Dr. Kenneth Kitts is provost and vice chancellor for academic affairs at the University of North Carolina at Pembroke. He holds a doctorate degree in political science from the University of South Carolina.
To understand why UNC Pembroke is successful in educating and training American Indian students for careers in science, technology, engineering, and mathematics (STEM), turn back the clock to 1970.
Only 40 years ago, health and healthcare in the rural community surrounding the university were mired in the Third World. There was one American Indian doctor and pharmacist in Pembroke, home to the Lumbee, the largest tribe east of the Mississippi, with a current membership of more than 50,000. The American Indian community realized that, in order to improve the quality of life, more healthcare professionals needed to be educated and trained. From that moment, all STEM professions became the focus of an intense and, ultimately, successful pilgrimage.
Today, the university has turned out more than 50 American Indian doctors. Its graduates are successful in medical schools, and East Carolina University's Brody School of Medicine reserves two slots a year for UNCP graduates. This year, three American Indian doctors--all female--opened general practices in Pembroke.
The university's remarkable success in graduating students in STEM-related fields is not only in the increasing number of doctors and nurses in that community, but also the number of American Indians who graduate with science degrees in general. A recent national survey of colleges and universities found UNCP ranked third for graduating American Indian students in the biological and biomedical sciences and sixth in health professions.

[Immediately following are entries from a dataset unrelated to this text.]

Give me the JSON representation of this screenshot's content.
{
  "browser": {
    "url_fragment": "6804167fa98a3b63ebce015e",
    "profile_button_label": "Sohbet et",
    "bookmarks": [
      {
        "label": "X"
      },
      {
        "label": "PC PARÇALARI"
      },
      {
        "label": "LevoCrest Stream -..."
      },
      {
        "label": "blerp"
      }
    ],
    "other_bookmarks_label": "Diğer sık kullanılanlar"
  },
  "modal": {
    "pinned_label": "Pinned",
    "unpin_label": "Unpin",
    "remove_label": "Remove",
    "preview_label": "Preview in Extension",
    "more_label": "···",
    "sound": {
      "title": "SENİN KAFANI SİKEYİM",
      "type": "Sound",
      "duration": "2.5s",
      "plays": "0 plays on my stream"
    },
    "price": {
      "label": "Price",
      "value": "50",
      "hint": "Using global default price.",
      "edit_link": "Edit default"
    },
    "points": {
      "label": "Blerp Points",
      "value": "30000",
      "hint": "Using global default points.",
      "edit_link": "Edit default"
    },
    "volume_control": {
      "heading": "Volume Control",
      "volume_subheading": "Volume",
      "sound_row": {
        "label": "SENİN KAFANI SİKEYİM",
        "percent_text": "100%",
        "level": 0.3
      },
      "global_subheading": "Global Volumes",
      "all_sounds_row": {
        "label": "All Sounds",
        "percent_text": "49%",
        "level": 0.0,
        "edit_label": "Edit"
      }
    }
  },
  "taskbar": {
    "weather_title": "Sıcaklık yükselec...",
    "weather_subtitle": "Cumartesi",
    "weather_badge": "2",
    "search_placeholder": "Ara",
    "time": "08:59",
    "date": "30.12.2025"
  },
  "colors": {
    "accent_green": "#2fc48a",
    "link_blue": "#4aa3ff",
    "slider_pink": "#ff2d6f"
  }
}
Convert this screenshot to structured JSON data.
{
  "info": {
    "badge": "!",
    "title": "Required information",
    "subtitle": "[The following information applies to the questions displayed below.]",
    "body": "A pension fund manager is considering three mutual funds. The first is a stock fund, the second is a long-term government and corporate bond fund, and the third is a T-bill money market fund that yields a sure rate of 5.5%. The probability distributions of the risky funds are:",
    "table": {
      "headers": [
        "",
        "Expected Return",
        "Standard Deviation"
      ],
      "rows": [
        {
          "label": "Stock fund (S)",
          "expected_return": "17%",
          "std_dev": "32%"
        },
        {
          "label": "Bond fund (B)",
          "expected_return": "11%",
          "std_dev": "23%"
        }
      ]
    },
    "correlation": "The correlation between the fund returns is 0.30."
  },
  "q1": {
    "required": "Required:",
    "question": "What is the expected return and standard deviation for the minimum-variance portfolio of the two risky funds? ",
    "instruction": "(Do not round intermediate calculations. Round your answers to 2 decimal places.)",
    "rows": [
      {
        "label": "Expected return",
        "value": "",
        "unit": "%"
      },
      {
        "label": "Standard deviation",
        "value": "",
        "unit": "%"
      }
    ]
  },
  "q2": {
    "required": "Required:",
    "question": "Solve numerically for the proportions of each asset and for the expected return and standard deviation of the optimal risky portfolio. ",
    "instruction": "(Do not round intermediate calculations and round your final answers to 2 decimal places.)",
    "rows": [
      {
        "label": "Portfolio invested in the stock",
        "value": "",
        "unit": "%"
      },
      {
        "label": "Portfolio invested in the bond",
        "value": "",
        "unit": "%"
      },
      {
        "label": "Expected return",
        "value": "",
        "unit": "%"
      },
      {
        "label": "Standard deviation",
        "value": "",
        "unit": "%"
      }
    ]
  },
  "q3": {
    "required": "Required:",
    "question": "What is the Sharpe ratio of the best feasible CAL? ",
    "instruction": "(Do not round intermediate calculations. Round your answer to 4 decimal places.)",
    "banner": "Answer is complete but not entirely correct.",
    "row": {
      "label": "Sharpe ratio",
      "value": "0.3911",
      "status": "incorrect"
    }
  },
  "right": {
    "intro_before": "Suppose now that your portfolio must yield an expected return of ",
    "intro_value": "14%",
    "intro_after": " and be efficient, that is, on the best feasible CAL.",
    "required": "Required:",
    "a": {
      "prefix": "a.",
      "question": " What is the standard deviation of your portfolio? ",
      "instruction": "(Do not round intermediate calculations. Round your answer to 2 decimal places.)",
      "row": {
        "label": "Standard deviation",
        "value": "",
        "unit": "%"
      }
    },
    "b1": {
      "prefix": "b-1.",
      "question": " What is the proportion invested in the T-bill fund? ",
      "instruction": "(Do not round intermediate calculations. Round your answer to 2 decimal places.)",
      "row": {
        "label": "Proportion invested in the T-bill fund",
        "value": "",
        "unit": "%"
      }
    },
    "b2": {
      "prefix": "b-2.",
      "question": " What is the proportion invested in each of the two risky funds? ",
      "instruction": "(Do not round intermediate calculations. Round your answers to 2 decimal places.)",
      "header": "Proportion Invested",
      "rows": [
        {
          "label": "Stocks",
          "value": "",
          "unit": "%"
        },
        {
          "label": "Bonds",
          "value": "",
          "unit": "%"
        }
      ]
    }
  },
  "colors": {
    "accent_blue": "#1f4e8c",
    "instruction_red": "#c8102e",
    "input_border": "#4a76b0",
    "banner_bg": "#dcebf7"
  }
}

In 2011, 100 percent of UNCP's nursing graduates passed the national licensure examination on their first attempt.
An American Indian's decision to study medicine provides that graduate enviable status. As physicians, they will be among the community's most revered tribal members. This status may explain why approximately half of the American Indian students entering UNCP list medical school as their goal. These students go on to become doctors, nurses, physician's assistants, physical therapists, pharmacists, research scientists, and professors.
From its earliest success as a teachers' college, UNCP decided to expand its STEM offerings to help the community fulfill its need for doctors, engineers, and scientists. As a result, the university began building a strong science faculty and support programs, such as The American Indian Science and Engineering Society and the North Carolina Health Careers Access Program. Undergraduate research programs, internships, and one-on-one advising were established to nurture future doctors at UNCP. The school offers an American Indian Studies Department, a Native Student Organization, a museum dedicated to American Indian culture, and powwows on campus, all in the name of cultivating a campus environment that supports diversity in its student body and attracts strong students, American Indians among them.
That diverse student body begins with UNCP's targeted recruitment of future STEM professionals out of local schools, beginning as early as elementary school. As a result, the number of American Indian students at UNCP has increased to approximately 1,000. At the leadership level, University Chancellor Kyle R. Carter works with the Lumbee Tribal Council to rally its support behind the recruitment program and to improve high school graduation rates. Additionally, Chancellor Carter works with organizations such as the Lumina Foundation for Education and its Minority-Serving Institutions-Models of Success Program, which seeks to increase college completion among first-generation, low-income, and minority students.
Education is revered within the Lumbee; a tribal elder is credited with saying, "It's hard to get education out of our blood, once it gets in." UNCP's effort to build up and support its American Indian student body is paying off. American Indians have better college attendance rates at UNC institutions than all North Carolinians combined, 28.4 vs. 22.3 percent (2008-09). The gap has more than tripled in favor of Indian students since 2004-05. At UNCP, American Indians have a four-year graduation rate 15 percent higher than that of other students. This fact is a stunning turnaround from 1998, when American Indians trailed other students by 22 percent.
Too often, American Indians are pushed aside in the conversation on recruiting and educating minority students. However, at UNCP, we understand the importance this student population plays in our culture and overall academic success. There is much to celebrate during November's Native American Heritage month as the tide of American Indian STEM professionals flowing from UNCP continues to rise.